#### [What you have to do]
Which lines belong in the answer? Exactly those from the line containing "Transcribe this image's" through the last line of the records below, repeated as written.

(Dataset rows for apps and sites)
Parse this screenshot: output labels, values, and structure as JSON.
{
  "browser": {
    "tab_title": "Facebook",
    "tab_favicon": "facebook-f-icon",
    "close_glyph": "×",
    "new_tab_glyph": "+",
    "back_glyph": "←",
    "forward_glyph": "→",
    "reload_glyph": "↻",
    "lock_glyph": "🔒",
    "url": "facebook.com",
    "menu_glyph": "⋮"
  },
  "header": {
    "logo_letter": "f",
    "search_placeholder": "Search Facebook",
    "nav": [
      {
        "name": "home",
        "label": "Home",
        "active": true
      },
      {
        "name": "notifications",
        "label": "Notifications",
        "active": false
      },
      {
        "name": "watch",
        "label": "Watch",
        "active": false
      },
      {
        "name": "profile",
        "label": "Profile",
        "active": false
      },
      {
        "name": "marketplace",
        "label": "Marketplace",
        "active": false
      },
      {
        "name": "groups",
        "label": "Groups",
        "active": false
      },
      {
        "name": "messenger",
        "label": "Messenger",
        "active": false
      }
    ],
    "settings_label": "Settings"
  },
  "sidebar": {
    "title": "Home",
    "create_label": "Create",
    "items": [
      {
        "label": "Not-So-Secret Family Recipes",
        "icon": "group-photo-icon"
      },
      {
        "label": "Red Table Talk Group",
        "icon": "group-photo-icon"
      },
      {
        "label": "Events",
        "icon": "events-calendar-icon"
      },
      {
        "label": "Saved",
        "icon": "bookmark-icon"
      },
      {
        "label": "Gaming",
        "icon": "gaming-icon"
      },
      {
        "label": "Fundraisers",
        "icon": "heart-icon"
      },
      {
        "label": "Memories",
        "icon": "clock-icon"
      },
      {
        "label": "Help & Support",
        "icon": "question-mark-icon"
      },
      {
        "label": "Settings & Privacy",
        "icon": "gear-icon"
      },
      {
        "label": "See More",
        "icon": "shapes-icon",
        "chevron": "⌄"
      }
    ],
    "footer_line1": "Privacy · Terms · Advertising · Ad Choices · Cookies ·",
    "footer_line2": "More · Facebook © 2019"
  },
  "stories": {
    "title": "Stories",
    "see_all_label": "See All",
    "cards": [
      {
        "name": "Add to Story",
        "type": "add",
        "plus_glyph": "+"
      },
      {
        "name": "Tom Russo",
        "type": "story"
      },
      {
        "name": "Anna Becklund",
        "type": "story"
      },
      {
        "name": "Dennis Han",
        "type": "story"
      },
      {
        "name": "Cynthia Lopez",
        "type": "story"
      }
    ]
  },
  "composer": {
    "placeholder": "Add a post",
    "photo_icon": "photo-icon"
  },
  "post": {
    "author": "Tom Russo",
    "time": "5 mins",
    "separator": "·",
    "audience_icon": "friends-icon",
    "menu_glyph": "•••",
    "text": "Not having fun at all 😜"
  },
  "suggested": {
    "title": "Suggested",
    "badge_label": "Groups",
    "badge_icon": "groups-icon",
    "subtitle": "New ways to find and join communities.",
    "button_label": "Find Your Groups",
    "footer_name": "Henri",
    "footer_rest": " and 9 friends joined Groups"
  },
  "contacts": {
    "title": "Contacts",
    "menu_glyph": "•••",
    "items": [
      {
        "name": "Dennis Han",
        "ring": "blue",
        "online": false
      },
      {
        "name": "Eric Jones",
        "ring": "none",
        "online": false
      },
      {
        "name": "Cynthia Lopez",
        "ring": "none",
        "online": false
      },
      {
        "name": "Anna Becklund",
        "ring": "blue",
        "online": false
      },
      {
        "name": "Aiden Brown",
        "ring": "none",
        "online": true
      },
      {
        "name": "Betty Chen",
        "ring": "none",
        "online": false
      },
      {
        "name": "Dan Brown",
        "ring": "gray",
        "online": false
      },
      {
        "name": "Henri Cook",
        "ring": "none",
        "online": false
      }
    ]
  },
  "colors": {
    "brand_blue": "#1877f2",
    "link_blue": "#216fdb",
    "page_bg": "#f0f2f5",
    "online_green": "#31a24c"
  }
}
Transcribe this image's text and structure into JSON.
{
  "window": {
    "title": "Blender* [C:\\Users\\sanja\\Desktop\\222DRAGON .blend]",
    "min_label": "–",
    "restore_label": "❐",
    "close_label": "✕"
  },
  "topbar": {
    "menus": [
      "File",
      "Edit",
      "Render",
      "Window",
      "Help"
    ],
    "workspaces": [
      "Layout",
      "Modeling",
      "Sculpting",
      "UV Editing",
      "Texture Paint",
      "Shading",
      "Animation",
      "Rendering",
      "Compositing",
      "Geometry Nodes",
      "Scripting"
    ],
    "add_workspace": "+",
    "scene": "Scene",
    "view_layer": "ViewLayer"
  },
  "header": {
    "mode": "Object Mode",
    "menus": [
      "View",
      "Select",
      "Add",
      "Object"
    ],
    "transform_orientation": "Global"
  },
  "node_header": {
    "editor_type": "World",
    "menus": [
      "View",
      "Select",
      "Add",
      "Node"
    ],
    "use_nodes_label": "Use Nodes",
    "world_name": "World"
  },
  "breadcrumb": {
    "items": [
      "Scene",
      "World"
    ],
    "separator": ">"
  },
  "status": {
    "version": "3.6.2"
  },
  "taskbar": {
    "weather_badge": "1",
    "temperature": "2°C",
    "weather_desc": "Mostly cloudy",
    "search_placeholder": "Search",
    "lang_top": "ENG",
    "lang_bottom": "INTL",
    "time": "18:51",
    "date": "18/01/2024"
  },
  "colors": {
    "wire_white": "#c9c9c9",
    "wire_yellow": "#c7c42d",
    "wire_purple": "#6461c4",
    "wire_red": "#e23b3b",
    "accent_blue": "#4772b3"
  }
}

#### [Your solution]
Transcribe this image's text and structure into JSON.
{
  "window": {
    "title": "Blender* [C:\\Users\\sanja\\Desktop\\222DRAGON .blend]",
    "min_label": "–",
    "restore_label": "❐",
    "close_label": "✕"
  },
  "topbar": {
    "menus": [
      "File",
      "Edit",
      "Render",
      "Window",
      "Help"
    ],
    "workspaces": [
      "Layout",
      "Modeling",
      "Sculpting",
      "UV Editing",
      "Texture Paint",
      "Shading",
      "Animation",
      "Rendering",
      "Compositing",
      "Geometry Nodes",
      "Scripting"
    ],
    "add_workspace": "+",
    "scene": "Scene",
    "view_layer": "ViewLayer"
  },
  "header": {
    "mode": "Object Mode",
    "menus": [
      "View",
      "Select",
      "Add",
      "Object"
    ],
    "transform_orientation": "Global"
  },
  "node_header": {
    "editor_type": "World",
    "menus": [
      "View",
      "Select",
      "Add",
      "Node"
    ],
    "use_nodes_label": "Use Nodes",
    "world_name": "World"
  },
  "breadcrumb": {
    "items": [
      "Scene",
      "World"
    ],
    "separator": ">"
  },
  "status": {
    "version": "3.6.2"
  },
  "taskbar": {
    "weather_badge": "1",
    "temperature": "2°C",
    "weather_desc": "Mostly cloudy",
    "search_placeholder": "Search",
    "lang_top": "ENG",
    "lang_bottom": "INTL",
    "time": "18:51",
    "date": "18/01/2024"
  },
  "colors": {
    "wire_white": "#c9c9c9",
    "wire_yellow": "#c7c42d",
    "wire_purple": "#6461c4",
    "wire_red": "#e23b3b",
    "accent_blue": "#4772b3"
  }
}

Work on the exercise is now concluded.